Entries from a dataset of interfaces
**********
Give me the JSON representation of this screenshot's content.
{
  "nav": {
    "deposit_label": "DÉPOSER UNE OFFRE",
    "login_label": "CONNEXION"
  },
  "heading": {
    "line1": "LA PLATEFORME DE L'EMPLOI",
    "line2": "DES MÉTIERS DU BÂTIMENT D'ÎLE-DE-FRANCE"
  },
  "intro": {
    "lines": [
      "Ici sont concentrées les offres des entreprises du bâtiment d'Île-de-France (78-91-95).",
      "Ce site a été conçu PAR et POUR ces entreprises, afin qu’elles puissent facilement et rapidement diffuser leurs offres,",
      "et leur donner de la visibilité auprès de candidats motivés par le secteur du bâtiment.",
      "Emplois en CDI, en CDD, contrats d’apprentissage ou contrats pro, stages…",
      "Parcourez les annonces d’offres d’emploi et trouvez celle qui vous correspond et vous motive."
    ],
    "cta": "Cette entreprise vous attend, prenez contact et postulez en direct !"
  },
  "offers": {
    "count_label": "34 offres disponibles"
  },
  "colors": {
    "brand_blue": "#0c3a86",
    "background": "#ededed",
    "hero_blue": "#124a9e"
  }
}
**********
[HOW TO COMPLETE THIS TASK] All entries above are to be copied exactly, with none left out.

[SOLUTION FOR THIS EXERCISE]
Give me the JSON representation of this screenshot's content.
{
  "nav": {
    "deposit_label": "DÉPOSER UNE OFFRE",
    "login_label": "CONNEXION"
  },
  "heading": {
    "line1": "LA PLATEFORME DE L'EMPLOI",
    "line2": "DES MÉTIERS DU BÂTIMENT D'ÎLE-DE-FRANCE"
  },
  "intro": {
    "lines": [
      "Ici sont concentrées les offres des entreprises du bâtiment d'Île-de-France (78-91-95).",
      "Ce site a été conçu PAR et POUR ces entreprises, afin qu’elles puissent facilement et rapidement diffuser leurs offres,",
      "et leur donner de la visibilité auprès de candidats motivés par le secteur du bâtiment.",
      "Emplois en CDI, en CDD, contrats d’apprentissage ou contrats pro, stages…",
      "Parcourez les annonces d’offres d’emploi et trouvez celle qui vous correspond et vous motive."
    ],
    "cta": "Cette entreprise vous attend, prenez contact et postulez en direct !"
  },
  "offers": {
    "count_label": "34 offres disponibles"
  },
  "colors": {
    "brand_blue": "#0c3a86",
    "background": "#ededed",
    "hero_blue": "#124a9e"
  }
}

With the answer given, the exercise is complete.